Pay to play is a good thing
There is no potential school budget reduction that isn't controversial in some quarters. But among the many possible savings the Council weighed as it prepared to make its recommendations on the defeated school budget is one that should enjoy broad support. This would not involve taking a painful decision to cut something that in better times one would quickly restore. The imposition of extracurricular activity fees is the right thing to do under all conditions. It is a simple matter of fairness to all students and respect for the taxpayers. Distressingly, this has already been nixed.
Teaneck would not be breaking new ground in taking such a step. Other area districts have reluctantly imposed fees for participation in school sponsored extra-curricular activities as a result of the pressure on school budgets due to the soft economy and the steep reduction in state aid to local districts. This has generally been accompanied by great regret, wailing and gnashing of teeth. In our town, speakers at some of the public meetings following the school budget defeat preemptively warned the Council against considering such a measure, describing the importance of extra-curricular activities, especially inter-scholastic sports, in their lives and asking officials not to recommend any decrease in the taxpayer subsidy for these programs.
While poignant, these pleas should have gone unheeded. One can affirm the importance of school-sponsored extra-curricular activities to the development of character and improvement of our students without concluding that these activities should be paid for by all taxpayers. There is nothing odious about asking those individuals who benefit from a particular extra-curricular program to shoulder the financial burden of paying for it. Unlike academic programs, these activities carry no participation requirements; on the contrary, many students who would like to participate are excluded. Is there a compelling reason other than existing precedent as to why we compel Teaneck taxpayers to foot the bill for exclusive teams that serve only a small subset of Teaneck's youth?
The litany of reasons typically cited for why a robust program of school-sponsored extra-curricular activities is valuable and worthwhile is not a bit diminished by asking our students or their parents to contribute to the cost of sustaining them. Yes, studies seem to show that student-athletes are significantly less likely to abuse drugs and that student-athletes on average carry higher grade point averages than students who are less engaged in extra-curriculars. There is, however, no evidence that this edge evaporates when students or their parents contribute to the cost of running the interscholastic sports program.
Some have a legitimate concern that the introduction of activity fees will limit participation to those who can afford to pay for it. This is hardly an argument that nobody should have to pay to play. Some smaller sum could be left in the budget to cover financial aid for needy students, and of course Teaneck's many teams, clubs, theater troupes and the like would be more than welcome to supplement the funds they contributed themselves toward to the support of their chosen activities through fundraising drives (as many already do).

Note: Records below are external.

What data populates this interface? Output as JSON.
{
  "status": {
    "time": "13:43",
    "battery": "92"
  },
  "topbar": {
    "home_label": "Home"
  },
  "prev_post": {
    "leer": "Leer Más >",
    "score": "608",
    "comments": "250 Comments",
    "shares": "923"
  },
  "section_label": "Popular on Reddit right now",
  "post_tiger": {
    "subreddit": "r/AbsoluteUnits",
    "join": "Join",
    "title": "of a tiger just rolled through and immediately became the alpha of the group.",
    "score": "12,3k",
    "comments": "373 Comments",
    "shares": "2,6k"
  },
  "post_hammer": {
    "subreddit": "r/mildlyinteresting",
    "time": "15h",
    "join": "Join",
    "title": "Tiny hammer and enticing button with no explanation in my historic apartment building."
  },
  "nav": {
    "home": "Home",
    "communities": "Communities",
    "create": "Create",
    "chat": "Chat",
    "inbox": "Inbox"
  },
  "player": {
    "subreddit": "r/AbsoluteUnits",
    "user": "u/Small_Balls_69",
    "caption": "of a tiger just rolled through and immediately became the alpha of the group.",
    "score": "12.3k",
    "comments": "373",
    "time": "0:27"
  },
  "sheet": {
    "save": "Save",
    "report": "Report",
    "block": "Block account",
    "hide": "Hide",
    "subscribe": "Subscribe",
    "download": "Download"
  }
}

Strangely, this option has been taken off the table before others that might actually have implications for the quality of instruction in our schools or the health and general welfare of the students. Someone should answer for why that is.